Staffing shortage leads S.C. county into emergency agreement with transport service
A staffing shortage in Orangeburg County led to a three-year contract with MedTrust Medical Transport for additional EMS coverage
By Gene Zaleski
The Times and Democrat
ORANGEBURG COUNTY, S.C. — Orangeburg County will enter into an emergency agreement with MedTrust Medical Transport, LLC to provide supplemental emergency medical services for the county.
The county will enter into a three-year agreement with the transport company with the first year’s payment totaling $1,094,824.
According to the agreement, the contract payments will be adjusted annually on the agreement’s anniversary date for each remaining year.
Orangeburg County Council gave County Administrator Harold Young the authority to negotiate with the company on the agreement.
“This is to help augment the EMS service when we have to provide additional trucks and help provide the best services to the citizens of Orangeburg County,” Young said.
Young said the contract will provide two additional ambulances for the county and the contract will include the cost of the ambulance and the personnel.

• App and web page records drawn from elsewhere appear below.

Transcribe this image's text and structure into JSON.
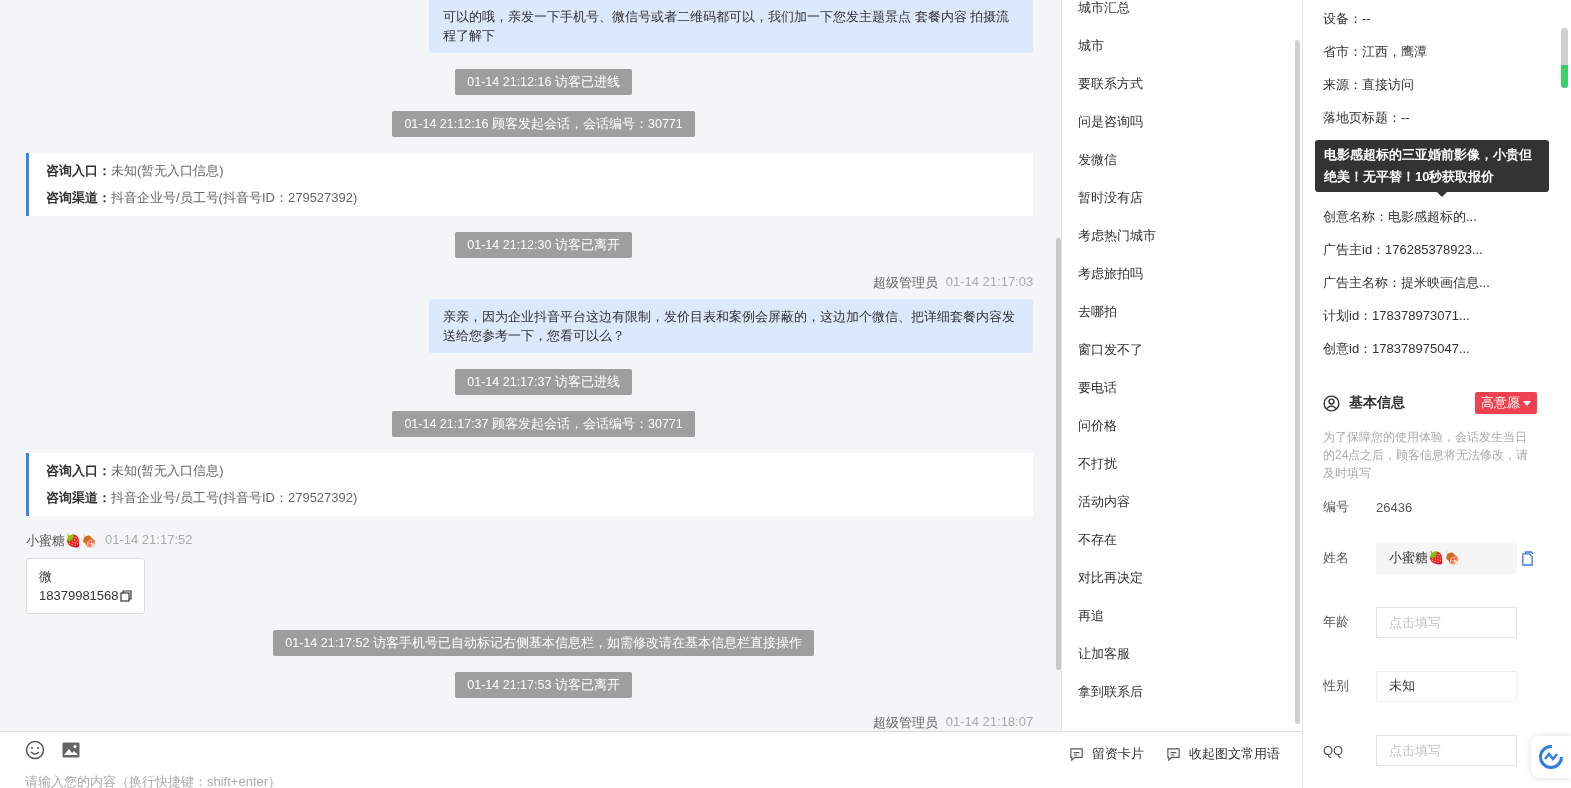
{
  "messages": [
    {
      "kind": "agent",
      "text": "可以的哦，亲发一下手机号、微信号或者二维码都可以，我们加一下您发主题景点 套餐内容 拍摄流程了解下"
    },
    {
      "kind": "system",
      "text": "01-14 21:12:16 访客已进线"
    },
    {
      "kind": "system",
      "text": "01-14 21:12:16 顾客发起会话，会话编号：30771"
    },
    {
      "kind": "source",
      "rows": [
        {
          "label": "咨询入口：",
          "value": "未知(暂无入口信息)"
        },
        {
          "label": "咨询渠道：",
          "value": "抖音企业号/员工号(抖音号ID：279527392)"
        }
      ]
    },
    {
      "kind": "system",
      "text": "01-14 21:12:30 访客已离开"
    },
    {
      "kind": "agent",
      "sender": "超级管理员",
      "time": "01-14 21:17:03",
      "text": "亲亲，因为企业抖音平台这边有限制，发价目表和案例会屏蔽的，这边加个微信、把详细套餐内容发送给您参考一下，您看可以么？"
    },
    {
      "kind": "system",
      "text": "01-14 21:17:37 访客已进线"
    },
    {
      "kind": "system",
      "text": "01-14 21:17:37 顾客发起会话，会话编号：30771"
    },
    {
      "kind": "source",
      "rows": [
        {
          "label": "咨询入口：",
          "value": "未知(暂无入口信息)"
        },
        {
          "label": "咨询渠道：",
          "value": "抖音企业号/员工号(抖音号ID：279527392)"
        }
      ]
    },
    {
      "kind": "visitor",
      "sender": "小蜜糖🍓🍖",
      "time": "01-14 21:17:52",
      "lines": [
        "微",
        "18379981568"
      ]
    },
    {
      "kind": "system",
      "text": "01-14 21:17:52 访客手机号已自动标记右侧基本信息栏，如需修改请在基本信息栏直接操作"
    },
    {
      "kind": "system",
      "text": "01-14 21:17:53 访客已离开"
    },
    {
      "kind": "agent",
      "sender": "超级管理员",
      "time": "01-14 21:18:07"
    }
  ],
  "input": {
    "placeholder": "请输入您的内容（换行快捷键：shift+enter）"
  },
  "quick_phrases": [
    "城市汇总",
    "城市",
    "要联系方式",
    "问是咨询吗",
    "发微信",
    "暂时没有店",
    "考虑热门城市",
    "考虑旅拍吗",
    "去哪拍",
    "窗口发不了",
    "要电话",
    "问价格",
    "不打扰",
    "活动内容",
    "不存在",
    "对比再决定",
    "再追",
    "让加客服",
    "拿到联系后"
  ],
  "quick_actions": [
    "留资卡片",
    "收起图文常用语"
  ],
  "visit_info": [
    "设备：--",
    "省市：江西，鹰潭",
    "来源：直接访问",
    "落地页标题：--",
    "创意名称：电影感超标的...",
    "广告主id：176285378923...",
    "广告主名称：提米映画信息...",
    "计划id：178378973071...",
    "创意id：178378975047..."
  ],
  "tooltip": "电影感超标的三亚婚前影像，小贵但绝美！无平替！10秒获取报价",
  "basic_info": {
    "title": "基本信息",
    "intent": "高意愿",
    "note": "为了保障您的使用体验，会话发生当日的24点之后，顾客信息将无法修改，请及时填写",
    "fields": [
      {
        "kind": "text",
        "label": "编号",
        "value": "26436"
      },
      {
        "kind": "copy",
        "label": "姓名",
        "value": "小蜜糖🍓🍖"
      },
      {
        "kind": "input",
        "label": "年龄",
        "placeholder": "点击填写"
      },
      {
        "kind": "select",
        "label": "性别",
        "value": "未知"
      },
      {
        "kind": "input",
        "label": "QQ",
        "placeholder": "点击填写"
      }
    ]
  }
}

“We have done this before. During the height of COVID, we added extra trucks and that helped provide additional services,” Young said. “It keeps the current staff we have now because of the shortage from being burned out from running as many calls.”
One of the trucks will be located at John C. Calhoun Drive across from the Biddie Banquet and the other will be based on call volume and will most likely be stationed either in the eastern or western end of the county, Young said.
On a good day, the county has access to about seven ambulances countywide, Young said. On an average day, it has about four.
Young praised emergency medical employees in attendance at the meeting for their dedication and work in service of the county as well as thanking other emergency and law enforcement personnel for their response during the recent Tropical Storm Idalia.
Council took up the following matters during a meeting last week:
—Council gave unanimous first reading by title only to an ordinance dissolving the Regional Medical Center board of trustees. The legacy board will be dissolved Oct. 1.
Both Orangeburg and Calhoun County councils have to agree to dissolve the board as both counties own the hospital.
The legacy board has been in place since March 1, when the Medical University of South Carolina took over operations of the hospital.
MUSC entered into a 99-year lease for $1 a year with the hospital. The partnership was deemed necessary to help the hospital, which was consistently operating with significant deficits.
The legacy RMC Board has been responsible for closing out and maintaining specific financial accounts, such as payroll obligations, fees and pending litigation matters. Officials say the board has fulfilled its responsibilities.